Bands like this make me wish I had some sort of Kitchen Nightmares-styled TV program – even if it was just on YouTube, for Chrissakes – where I could go Gordon Ramsey on some of these bands. Believe me, I’ve seen enough lame cover bands in my lifetime where I could have easily done such a thing with confidence. Otherwise, and until then, there’s always postings like this where I, through my own experiences as both musician and observer, can point out the faults and mistakes most cover bands make.

  • Cold musician

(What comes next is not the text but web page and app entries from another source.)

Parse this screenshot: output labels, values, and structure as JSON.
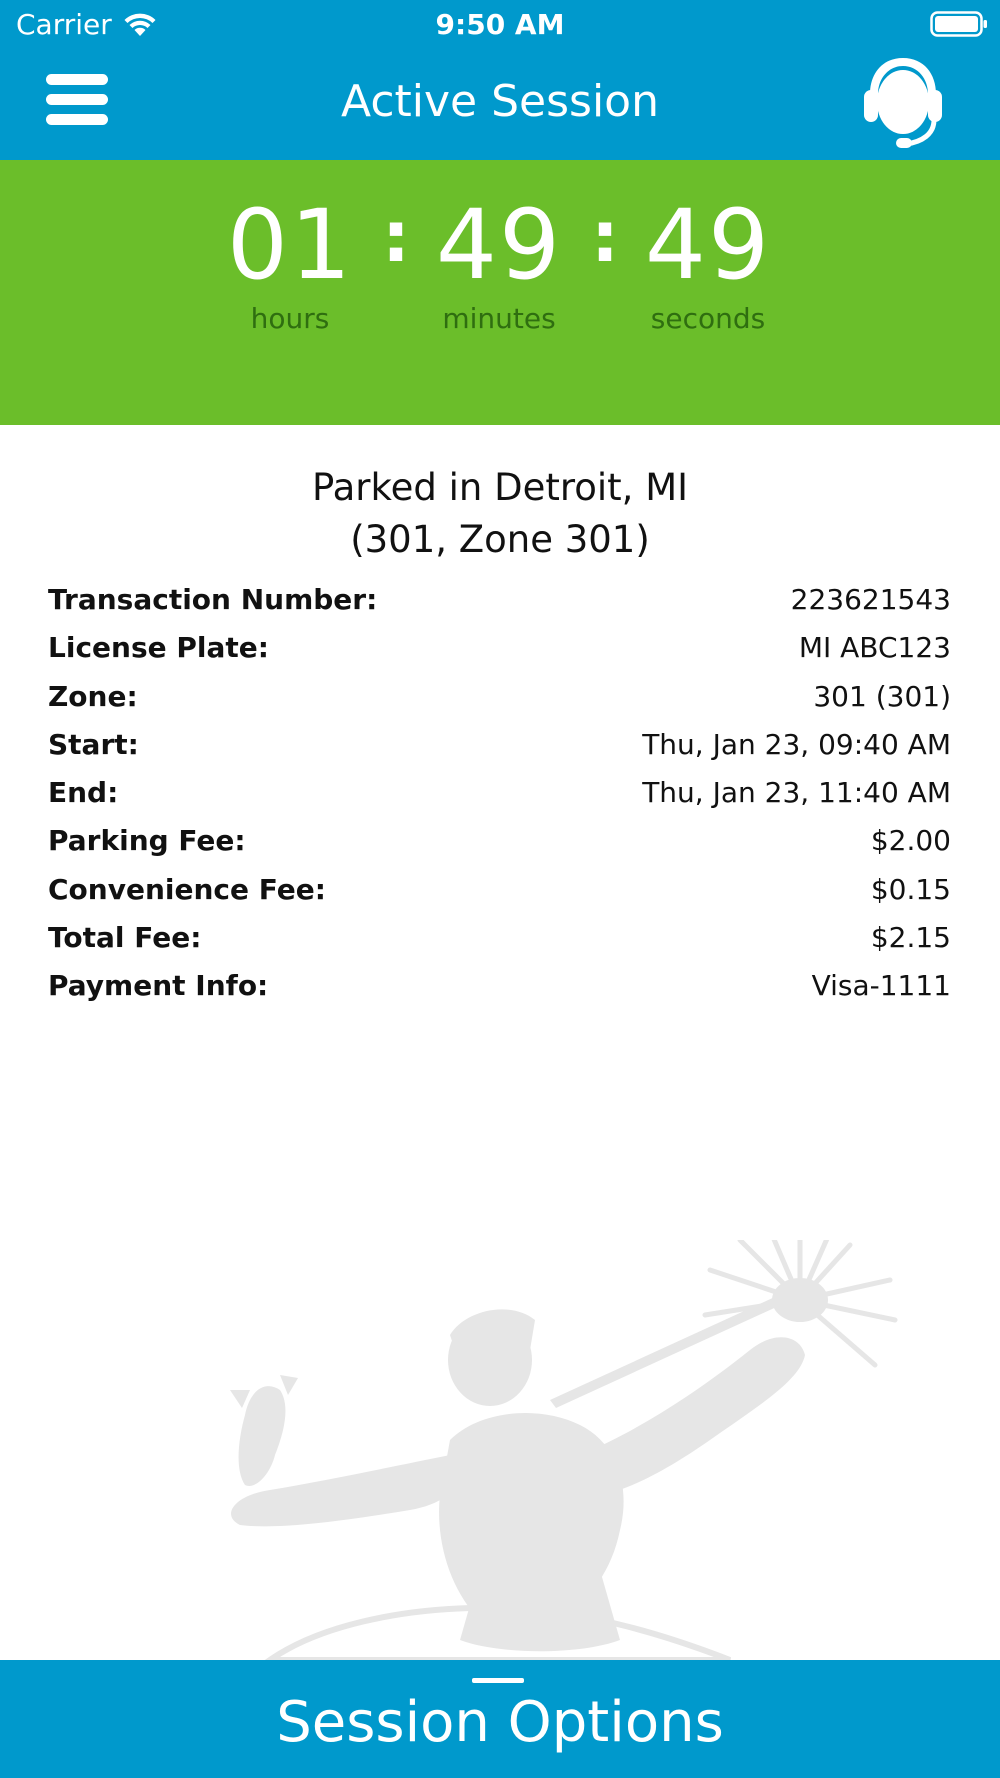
{
  "status_bar": {
    "carrier": "Carrier",
    "time": "9:50 AM"
  },
  "nav": {
    "title": "Active Session",
    "menu_icon": "hamburger-menu-icon",
    "support_icon": "headset-icon"
  },
  "timer": {
    "hours": "01",
    "minutes": "49",
    "seconds": "49",
    "hours_label": "hours",
    "minutes_label": "minutes",
    "seconds_label": "seconds",
    "separator": ":"
  },
  "session": {
    "location_line1": "Parked in Detroit, MI",
    "location_line2": "(301, Zone 301)",
    "rows": [
      {
        "label": "Transaction Number:",
        "value": "223621543"
      },
      {
        "label": "License Plate:",
        "value": "MI ABC123"
      },
      {
        "label": "Zone:",
        "value": "301 (301)"
      },
      {
        "label": "Start:",
        "value": "Thu, Jan 23, 09:40 AM"
      },
      {
        "label": "End:",
        "value": "Thu, Jan 23, 11:40 AM"
      },
      {
        "label": "Parking Fee:",
        "value": "$2.00"
      },
      {
        "label": "Convenience Fee:",
        "value": "$0.15"
      },
      {
        "label": "Total Fee:",
        "value": "$2.15"
      },
      {
        "label": "Payment Info:",
        "value": "Visa-1111"
      }
    ]
  },
  "bottom": {
    "label": "Session Options"
  },
  "colors": {
    "brand_blue": "#0099CC",
    "timer_green": "#6BBE2A",
    "timer_label": "#2F6E10",
    "watermark": "#E6E6E6"
  }
}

    While I agree that this set list is a little heavy on bar band standards, everyone needs a couple of those songs in their set list. Its not the songs that are the issue with most cover bands, its the delivery that is the issue. If this set list was delivered professionally by a solid group of musicians it would go over just fine. The author is bragging up Anarchy in the UK, yet that song is just as tired as most of the ones on this list. Just because he personally enjoys the song doesn’t mean it is the right song to play.

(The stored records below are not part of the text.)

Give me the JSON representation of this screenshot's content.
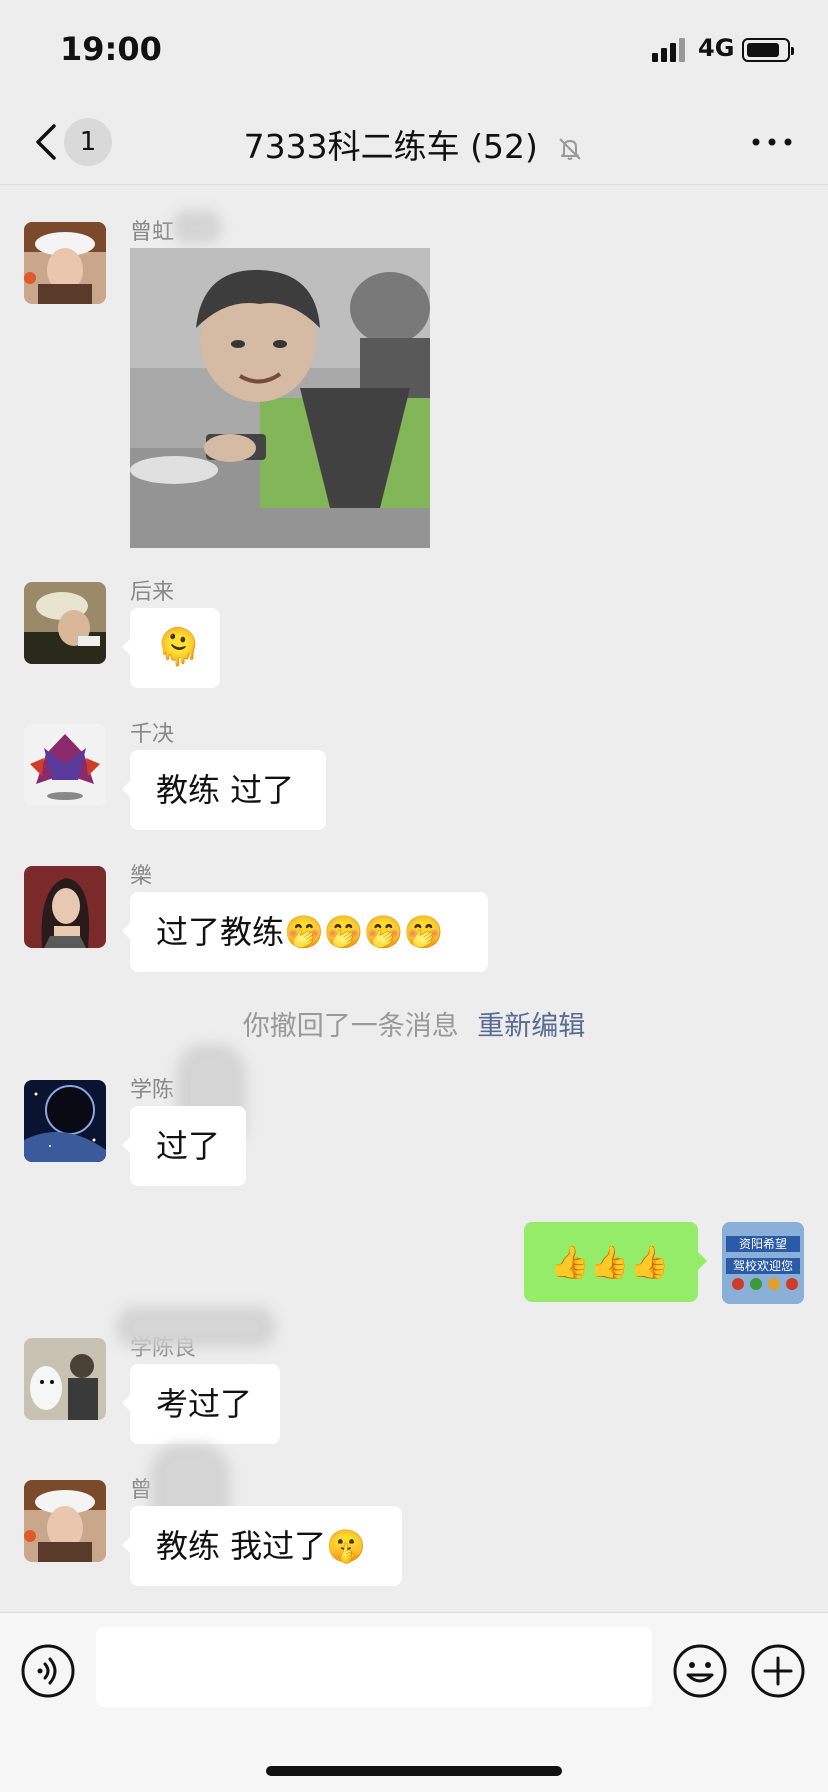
{
  "status_bar": {
    "time": "19:00",
    "network": "4G",
    "battery_level": 0.85
  },
  "header": {
    "title": "7333科二练车 (52)",
    "unread_count": "1",
    "icons": {
      "back": "chevron-left-icon",
      "mute": "bell-slash-icon",
      "more": "ellipsis-icon"
    }
  },
  "messages": [
    {
      "sender": "曾虹",
      "type": "image",
      "image_desc": "photo"
    },
    {
      "sender": "后来",
      "type": "emoji",
      "content": "🫠"
    },
    {
      "sender": "千决",
      "type": "text",
      "content": "教练 过了"
    },
    {
      "sender": "樂",
      "type": "text",
      "content": "过了教练🤭🤭🤭🤭"
    },
    {
      "sender": "",
      "type": "system",
      "content": "你撤回了一条消息",
      "action": "重新编辑"
    },
    {
      "sender": "学陈",
      "type": "text",
      "content": "过了"
    },
    {
      "sender": "me",
      "type": "text",
      "content": "👍👍👍"
    },
    {
      "sender": "学陈良",
      "type": "text",
      "content": "考过了"
    },
    {
      "sender": "曾",
      "type": "text",
      "content": "教练 我过了🤫"
    }
  ],
  "self_avatar_text": {
    "line1": "资阳希望",
    "line2": "驾校欢迎您"
  },
  "input_bar": {
    "placeholder": "",
    "icons": [
      "voice-icon",
      "emoji-icon",
      "plus-icon"
    ]
  },
  "colors": {
    "background": "#ededed",
    "bubble_self": "#95ec69",
    "bubble_other": "#ffffff",
    "link": "#576b95"
  }
}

    Here is a newsflash to all the musicians out there. Do listen to what is played on jukeboxes. There is a reason those songs are being played and its because people enjoy them. These are the same people that are paying us as musicians to entertain them. Musicians don’t hire bands they play in them. If one feels like sharing their creativity and superior tastes in music with the world they should look at joining the original music scene. There is lots of cool stuff happening there, but on the cover scene as sorry as I am to say it, we are human jukeboxes.

  • CJMarsicano

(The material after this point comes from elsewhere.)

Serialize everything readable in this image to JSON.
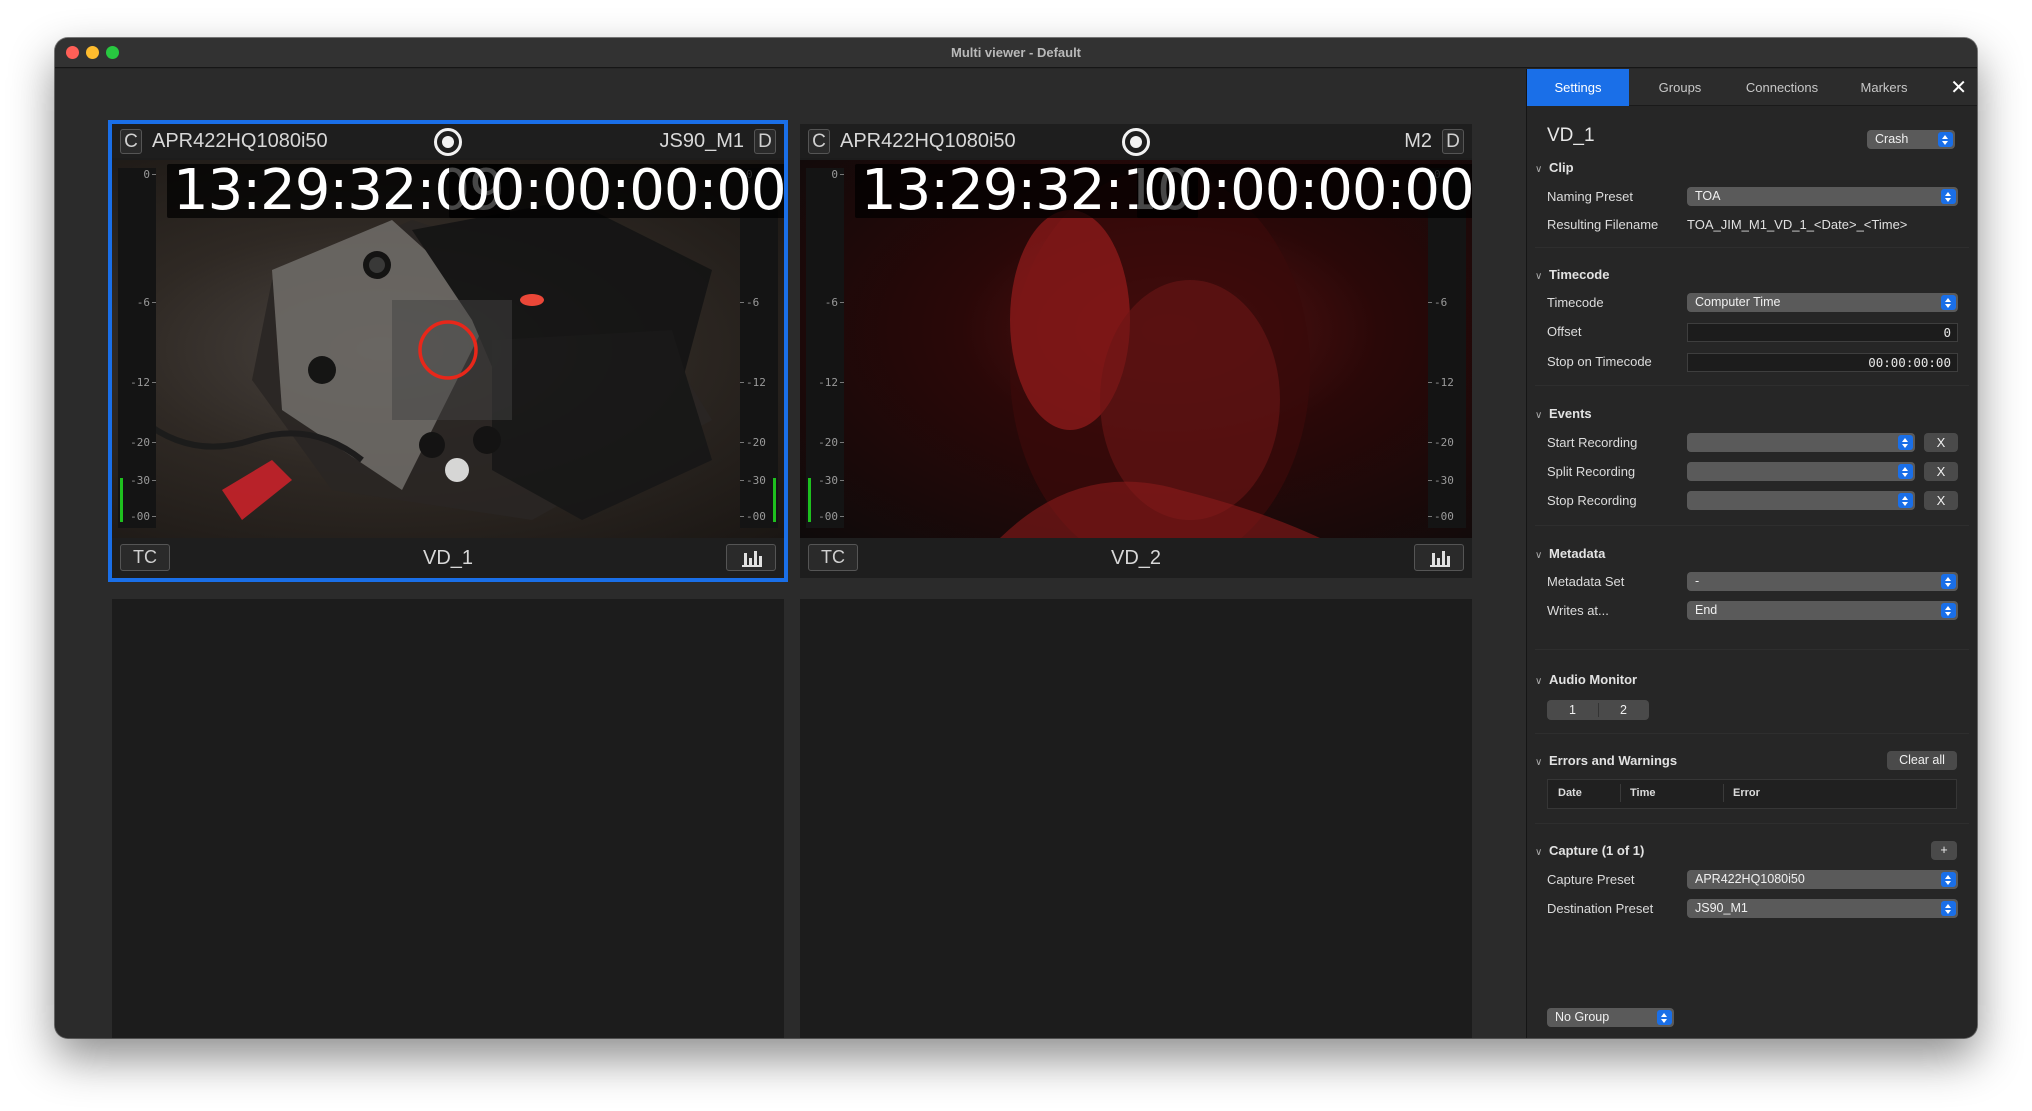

    Hello “Cold musician”. I’m the author of this piece. You did bring up a very good point. If they’re playing these songs professionally, that’s fine. I would argue that if they were really professional they wouldn’t lean so heavily on a standards-heavy set – which makes me wonder how long this band was together before they assembled this set and started taking bookings. I was told that they were a relatively new group, which got my warning flags even higher.

    I myself left the cover band scene last April to start working on originals.

  • Cold Musician

    http://www.harmonycentral.com/t5/Backstage-With-the-Band/WHY-MOST-COVER-BANDS-NEED-TO-DIE/m-p/36261889#U36261889

    There is plenty of discussion about this article over at the HC forums. Stop over and join the discussion